This exciting discovery is a unique 2000 France 2 Cent Euro struck by two obverse dies. It is the only known “Two Headed” Euro coin discovered from any of the countries in the European Monitary Union.
Since twelve member countries use the same reverse dies, it is impossible to determine the origin of these mint errors. This is one of the most dramatic and unique mint error discoveries in modern times. My personal favorite is the 50c Euro / 20c Euro Mule struck by two reverse dies. I am very excited to debut this amazing set in Mint Error News Magazine. On January 1, 2001 the Euro officially became the first common European Currency, replacing the individual National Currencies of the 12 Member Countries of the European Monetary Union. These countries are: Austria, Belgium, Finland, France, Germany, Greece, Ireland, Italy, Luxemborg, Netherlands, Portugal and Spain. Every Euro Coin carries a common reverse design. Each of the 12 Member Countries strike the Euro with its own unique obverse design. Regardless of which Country is depicted on the obverse of a Euro Coin, it is accepted in any of the 12 Member Countries. Euro Coins were minted starting in 1999. Not every country struck every denomination of Euro Coins in the first year. By the beginning of 2001 each country had a sufficient supply of Euro Coins on hand. Euro coins were then distributed and released into circulation.

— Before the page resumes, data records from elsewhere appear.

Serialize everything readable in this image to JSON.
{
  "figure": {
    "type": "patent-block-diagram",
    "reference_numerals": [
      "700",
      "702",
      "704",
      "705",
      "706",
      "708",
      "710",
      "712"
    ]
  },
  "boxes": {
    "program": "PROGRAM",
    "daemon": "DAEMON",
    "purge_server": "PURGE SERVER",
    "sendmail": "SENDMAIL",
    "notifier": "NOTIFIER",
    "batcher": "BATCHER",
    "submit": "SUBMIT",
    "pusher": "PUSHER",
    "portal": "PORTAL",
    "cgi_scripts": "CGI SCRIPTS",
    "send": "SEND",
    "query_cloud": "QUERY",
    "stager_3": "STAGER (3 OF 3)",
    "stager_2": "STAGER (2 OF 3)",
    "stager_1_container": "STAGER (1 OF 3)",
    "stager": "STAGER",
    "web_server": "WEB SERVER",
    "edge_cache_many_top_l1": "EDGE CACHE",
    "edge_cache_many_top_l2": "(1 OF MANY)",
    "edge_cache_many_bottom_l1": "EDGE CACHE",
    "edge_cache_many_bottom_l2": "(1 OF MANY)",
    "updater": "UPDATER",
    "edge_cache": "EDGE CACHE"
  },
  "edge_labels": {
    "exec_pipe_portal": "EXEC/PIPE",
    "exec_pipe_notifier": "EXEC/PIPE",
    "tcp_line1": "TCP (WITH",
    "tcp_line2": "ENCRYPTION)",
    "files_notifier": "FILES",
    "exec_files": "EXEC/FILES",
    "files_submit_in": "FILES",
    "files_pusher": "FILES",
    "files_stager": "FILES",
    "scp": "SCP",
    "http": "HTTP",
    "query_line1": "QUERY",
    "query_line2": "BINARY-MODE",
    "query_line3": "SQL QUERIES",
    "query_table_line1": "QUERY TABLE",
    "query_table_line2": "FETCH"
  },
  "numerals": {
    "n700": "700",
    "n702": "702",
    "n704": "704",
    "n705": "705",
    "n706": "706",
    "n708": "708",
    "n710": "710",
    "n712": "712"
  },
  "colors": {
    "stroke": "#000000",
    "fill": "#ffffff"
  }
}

There are approximately thirty genuine two-headed or two-tailed coins that have been authenticated by ANACS, PCGS or NGC. There are only four known "Two Tailed" U.S. coins: three Quarters and one Dime. One of the Quarters recently sold for $80,000.